Joseph Teller spins a very realistic view inside the courtroom with legal murder mystery that keeps the reader rapt through most of the book but the ending left me shaking my head. It was like there was a different author that finished the book. Otherwise I would have given this book the full five stars. Jaywalker (J. Walker) is a very determined defense lawyer who wins the majority of his cases. Through an act of misbehavior, he is to be suspended from law for three years. However, he is allowed to finish 10 of his existing cases before he serves his suspension. His final case before his suspension is to defend a woman (Samara) who is accused of murdering her billionaire husband. All the evidence is stacked against Samara including the lack of an alternate possible killer. To top things off Samara is considered by the public to be a golddigger, who married a man who was old enough to be her father. The author uses his own vast experience as a trial lawyer to bring realistic dialogue woven in a compelling manner. After the end of the book there is a preview of the next Jaywalker book. As he is a very intriguing character, I will look for that book.
VGPeace More than 1 year ago
This is a rare find and a great debut novel. Intriguing plot, unusually insightful courtroom strategy. I can't wait for Teller's next Jaywalker novel. I do not envy him the task of matching his debut! If you like this genre, do not miss The Tenth Case!
JamesHebert More than 1 year ago
I've read a lot of legal thrillers, and this one is pretty original. The protagonist, Jaywalker, is one cool cat. But he definitely met his match with his latest client, Samara Moss, who just happens to be a beautiful gold digger who is accused of murdering her rich husband. The pacing of the story is great, and the characters are well written. I enjoyed this book.
Anonymous More than 1 year ago
and they sure had it right.

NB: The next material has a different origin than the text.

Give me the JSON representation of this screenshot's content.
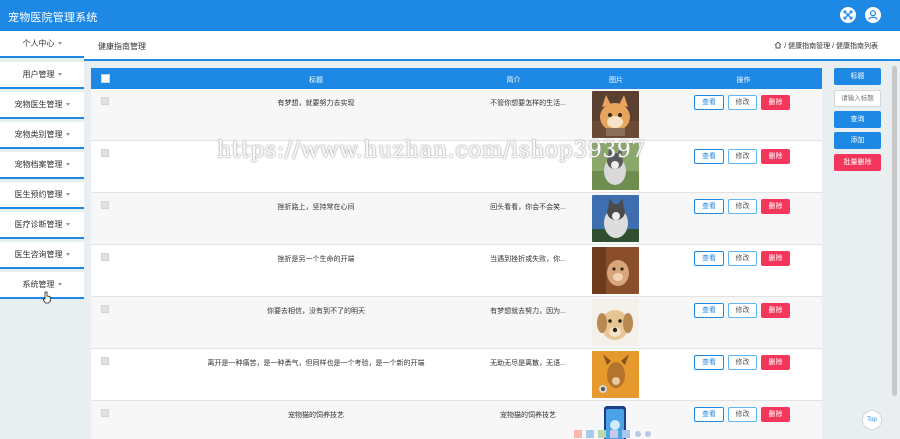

What a great character, Harrison Jay Walker, Esq., better known as
JAYWALKER. If I ever got in trouble, he's the guy I'd want.

The characters are great, the courtroom scenes are terrific and I
defy anyone to figure out the ending.

I look forward to BRONX JUSTICE, Teller's next book.
Guest More than 1 year ago
The Judicial Panel informs Harrison J. ¿Jaywalker¿ Walker that he will be suspended from practicing law for three years. He pleads with the members to give him time to finish his cases. They tell him to pick 5 a do-gooder he offers 17 that is trimmed back to 10.--------------- Over the next nine months he completes nine of his cases. His last client is twenty something Samara Morsi she who allegedly killed her sexagenarian multi-billionaire spouse with a knife through his heart. The evidence overwhelming points to her having murdered her husband of eight years to inherit his money and collect on insurance. As he begins to believe she did the crime, he feels certain he will go out a loser his ninety plus acquittal rate meaningless. Still Jaywalker struggles to give his best even as his client refuses to say anything except she is innocent.---------------- THE TENTH CASE is a fabulous legal thriller starring an interesting attorney whose outlook on defending his clients is much different than the typical literature lawyer. Besides a fascinating lead, the courtroom sequences and other legal wrangling that make up much of the novel will grip the audience as both Jaywalker and ADA Burke are consummate professionals. This is must reading for sub-genre fans.------------ Harriet Klausner